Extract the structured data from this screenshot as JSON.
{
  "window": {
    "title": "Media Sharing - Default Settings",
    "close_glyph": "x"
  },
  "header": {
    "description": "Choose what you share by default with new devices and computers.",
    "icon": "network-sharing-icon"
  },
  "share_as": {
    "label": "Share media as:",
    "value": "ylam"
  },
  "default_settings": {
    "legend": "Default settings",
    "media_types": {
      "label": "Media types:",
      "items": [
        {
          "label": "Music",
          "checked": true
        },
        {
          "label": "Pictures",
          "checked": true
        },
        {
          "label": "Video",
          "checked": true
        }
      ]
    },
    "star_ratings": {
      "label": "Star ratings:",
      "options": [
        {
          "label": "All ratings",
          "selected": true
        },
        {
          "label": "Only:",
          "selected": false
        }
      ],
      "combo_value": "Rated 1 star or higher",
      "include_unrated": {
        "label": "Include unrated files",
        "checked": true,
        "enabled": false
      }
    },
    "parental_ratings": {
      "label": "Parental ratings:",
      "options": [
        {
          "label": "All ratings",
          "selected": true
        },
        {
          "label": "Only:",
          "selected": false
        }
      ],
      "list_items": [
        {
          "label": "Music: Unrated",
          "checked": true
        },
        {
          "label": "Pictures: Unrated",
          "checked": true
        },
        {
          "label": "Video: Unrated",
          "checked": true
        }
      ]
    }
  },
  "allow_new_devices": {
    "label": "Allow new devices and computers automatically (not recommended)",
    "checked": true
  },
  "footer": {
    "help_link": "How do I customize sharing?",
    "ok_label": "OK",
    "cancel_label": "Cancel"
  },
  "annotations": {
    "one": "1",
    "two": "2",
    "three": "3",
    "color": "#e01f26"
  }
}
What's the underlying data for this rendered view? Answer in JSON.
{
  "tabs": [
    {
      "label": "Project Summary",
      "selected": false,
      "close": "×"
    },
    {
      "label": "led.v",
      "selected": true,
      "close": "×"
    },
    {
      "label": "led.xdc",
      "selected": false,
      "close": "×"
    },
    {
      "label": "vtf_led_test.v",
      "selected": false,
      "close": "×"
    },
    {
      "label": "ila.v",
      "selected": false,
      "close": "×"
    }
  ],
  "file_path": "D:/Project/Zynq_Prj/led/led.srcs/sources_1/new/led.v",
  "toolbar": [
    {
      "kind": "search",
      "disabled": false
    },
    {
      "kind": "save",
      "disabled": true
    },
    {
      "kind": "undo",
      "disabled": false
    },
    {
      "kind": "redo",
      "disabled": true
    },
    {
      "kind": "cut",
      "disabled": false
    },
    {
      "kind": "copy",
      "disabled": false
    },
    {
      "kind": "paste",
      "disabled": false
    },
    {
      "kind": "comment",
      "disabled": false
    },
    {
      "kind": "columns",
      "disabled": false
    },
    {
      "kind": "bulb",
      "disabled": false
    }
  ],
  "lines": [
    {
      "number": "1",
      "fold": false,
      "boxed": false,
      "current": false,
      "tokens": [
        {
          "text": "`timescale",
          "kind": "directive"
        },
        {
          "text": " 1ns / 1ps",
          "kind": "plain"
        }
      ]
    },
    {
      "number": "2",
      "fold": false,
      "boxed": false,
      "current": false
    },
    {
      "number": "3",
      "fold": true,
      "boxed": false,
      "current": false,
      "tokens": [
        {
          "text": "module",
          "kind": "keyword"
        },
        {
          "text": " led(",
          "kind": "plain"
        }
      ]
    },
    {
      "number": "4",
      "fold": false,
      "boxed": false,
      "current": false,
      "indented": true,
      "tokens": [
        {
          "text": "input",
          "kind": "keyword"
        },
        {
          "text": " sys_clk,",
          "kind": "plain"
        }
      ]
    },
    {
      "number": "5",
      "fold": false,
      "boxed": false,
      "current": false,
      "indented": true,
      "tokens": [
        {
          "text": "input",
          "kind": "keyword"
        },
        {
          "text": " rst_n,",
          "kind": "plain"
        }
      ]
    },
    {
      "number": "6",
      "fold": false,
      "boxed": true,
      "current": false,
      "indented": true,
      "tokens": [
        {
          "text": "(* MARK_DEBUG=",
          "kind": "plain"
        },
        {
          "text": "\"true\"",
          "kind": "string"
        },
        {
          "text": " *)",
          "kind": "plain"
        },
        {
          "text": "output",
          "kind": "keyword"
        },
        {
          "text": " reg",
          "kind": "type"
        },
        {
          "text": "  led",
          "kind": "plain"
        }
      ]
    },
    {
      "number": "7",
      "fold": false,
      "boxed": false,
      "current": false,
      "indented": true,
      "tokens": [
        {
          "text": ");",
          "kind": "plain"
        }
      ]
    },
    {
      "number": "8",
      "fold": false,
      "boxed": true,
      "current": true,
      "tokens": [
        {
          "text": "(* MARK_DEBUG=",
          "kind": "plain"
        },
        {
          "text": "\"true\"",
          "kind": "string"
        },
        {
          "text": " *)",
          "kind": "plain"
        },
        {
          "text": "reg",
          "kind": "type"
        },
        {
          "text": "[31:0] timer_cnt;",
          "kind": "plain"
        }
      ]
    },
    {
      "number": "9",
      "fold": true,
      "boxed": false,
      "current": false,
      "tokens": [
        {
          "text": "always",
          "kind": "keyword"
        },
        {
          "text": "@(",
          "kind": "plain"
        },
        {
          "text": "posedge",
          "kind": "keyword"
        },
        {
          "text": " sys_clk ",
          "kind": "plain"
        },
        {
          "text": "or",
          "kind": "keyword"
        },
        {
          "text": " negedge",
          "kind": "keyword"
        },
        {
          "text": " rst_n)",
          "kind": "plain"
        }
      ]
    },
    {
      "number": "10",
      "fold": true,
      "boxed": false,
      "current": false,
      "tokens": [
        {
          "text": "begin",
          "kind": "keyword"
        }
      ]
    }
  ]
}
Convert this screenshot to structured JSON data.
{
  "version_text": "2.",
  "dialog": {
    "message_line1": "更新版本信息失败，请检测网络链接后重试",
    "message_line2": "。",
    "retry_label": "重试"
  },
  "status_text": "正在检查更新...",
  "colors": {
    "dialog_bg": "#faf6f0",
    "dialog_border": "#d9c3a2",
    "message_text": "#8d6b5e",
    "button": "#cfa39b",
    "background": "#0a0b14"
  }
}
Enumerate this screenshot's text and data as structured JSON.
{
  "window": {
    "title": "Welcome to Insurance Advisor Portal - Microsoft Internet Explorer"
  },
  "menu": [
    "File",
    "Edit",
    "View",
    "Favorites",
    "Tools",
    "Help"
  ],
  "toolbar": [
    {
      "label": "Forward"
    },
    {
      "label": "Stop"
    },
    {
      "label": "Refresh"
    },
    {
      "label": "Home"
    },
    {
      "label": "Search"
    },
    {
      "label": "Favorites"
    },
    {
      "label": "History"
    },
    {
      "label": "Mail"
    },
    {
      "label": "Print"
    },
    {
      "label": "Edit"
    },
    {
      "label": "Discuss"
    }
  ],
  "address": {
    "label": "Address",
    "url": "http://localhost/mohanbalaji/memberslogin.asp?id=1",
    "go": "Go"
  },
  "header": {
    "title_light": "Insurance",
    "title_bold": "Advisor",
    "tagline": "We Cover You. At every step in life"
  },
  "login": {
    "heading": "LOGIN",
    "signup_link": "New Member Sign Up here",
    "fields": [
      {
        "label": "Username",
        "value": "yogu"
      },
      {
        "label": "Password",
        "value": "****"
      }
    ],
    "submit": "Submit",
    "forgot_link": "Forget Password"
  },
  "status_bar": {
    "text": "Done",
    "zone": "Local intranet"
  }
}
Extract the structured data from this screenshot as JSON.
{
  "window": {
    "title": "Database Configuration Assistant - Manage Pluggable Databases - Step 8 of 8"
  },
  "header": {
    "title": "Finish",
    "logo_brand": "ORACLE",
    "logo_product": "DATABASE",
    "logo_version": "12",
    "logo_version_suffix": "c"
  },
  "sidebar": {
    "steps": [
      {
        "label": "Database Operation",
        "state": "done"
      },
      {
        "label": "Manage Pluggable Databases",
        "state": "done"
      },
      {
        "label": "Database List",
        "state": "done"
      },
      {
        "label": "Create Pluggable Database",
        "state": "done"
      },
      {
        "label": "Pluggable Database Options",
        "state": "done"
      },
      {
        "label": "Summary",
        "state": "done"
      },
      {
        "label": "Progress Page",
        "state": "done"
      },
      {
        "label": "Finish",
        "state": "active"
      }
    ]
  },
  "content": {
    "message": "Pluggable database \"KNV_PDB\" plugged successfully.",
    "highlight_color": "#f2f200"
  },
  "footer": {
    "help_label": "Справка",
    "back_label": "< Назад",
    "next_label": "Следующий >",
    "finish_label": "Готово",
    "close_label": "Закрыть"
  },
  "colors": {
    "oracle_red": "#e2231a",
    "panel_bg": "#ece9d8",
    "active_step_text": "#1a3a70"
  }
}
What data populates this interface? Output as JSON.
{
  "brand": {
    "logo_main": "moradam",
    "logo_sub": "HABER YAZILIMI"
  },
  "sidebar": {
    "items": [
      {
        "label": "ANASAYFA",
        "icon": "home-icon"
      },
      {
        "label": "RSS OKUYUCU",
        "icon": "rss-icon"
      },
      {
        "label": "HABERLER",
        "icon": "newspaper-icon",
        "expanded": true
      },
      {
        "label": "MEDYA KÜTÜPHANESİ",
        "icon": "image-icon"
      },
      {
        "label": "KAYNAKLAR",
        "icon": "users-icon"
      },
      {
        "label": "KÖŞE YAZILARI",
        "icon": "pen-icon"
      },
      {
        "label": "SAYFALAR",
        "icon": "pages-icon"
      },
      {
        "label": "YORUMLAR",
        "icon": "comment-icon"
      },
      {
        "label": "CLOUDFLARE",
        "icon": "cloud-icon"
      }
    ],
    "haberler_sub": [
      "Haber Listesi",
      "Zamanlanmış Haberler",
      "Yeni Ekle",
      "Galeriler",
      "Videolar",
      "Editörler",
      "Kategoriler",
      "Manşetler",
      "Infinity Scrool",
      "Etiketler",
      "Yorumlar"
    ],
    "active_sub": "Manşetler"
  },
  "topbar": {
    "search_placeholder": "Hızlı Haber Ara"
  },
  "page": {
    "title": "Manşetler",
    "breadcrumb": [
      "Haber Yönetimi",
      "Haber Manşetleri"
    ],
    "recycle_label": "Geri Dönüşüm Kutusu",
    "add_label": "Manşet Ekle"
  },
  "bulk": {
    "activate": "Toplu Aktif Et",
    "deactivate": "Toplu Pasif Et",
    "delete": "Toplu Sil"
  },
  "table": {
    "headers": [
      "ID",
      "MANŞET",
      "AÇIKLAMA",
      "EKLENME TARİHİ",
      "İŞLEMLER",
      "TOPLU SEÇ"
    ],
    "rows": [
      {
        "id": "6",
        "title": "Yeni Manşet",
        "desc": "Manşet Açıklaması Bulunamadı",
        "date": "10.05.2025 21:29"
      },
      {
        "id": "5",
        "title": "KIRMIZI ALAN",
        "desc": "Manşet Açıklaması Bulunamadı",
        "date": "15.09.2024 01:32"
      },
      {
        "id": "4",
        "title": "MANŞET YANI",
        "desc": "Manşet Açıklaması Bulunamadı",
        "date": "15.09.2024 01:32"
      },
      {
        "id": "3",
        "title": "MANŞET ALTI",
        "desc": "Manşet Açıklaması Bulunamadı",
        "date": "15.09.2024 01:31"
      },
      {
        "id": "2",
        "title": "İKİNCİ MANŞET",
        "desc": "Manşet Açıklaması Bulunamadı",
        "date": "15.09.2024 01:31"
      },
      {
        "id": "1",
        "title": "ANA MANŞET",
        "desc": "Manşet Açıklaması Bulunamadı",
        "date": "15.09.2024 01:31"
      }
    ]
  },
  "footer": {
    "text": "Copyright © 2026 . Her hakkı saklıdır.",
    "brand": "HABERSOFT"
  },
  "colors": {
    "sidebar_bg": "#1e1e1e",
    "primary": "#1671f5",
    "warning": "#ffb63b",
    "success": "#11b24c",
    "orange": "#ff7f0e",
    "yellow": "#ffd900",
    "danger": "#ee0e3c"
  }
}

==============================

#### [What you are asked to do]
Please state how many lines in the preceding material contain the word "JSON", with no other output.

#### [Answer to the exercise]
6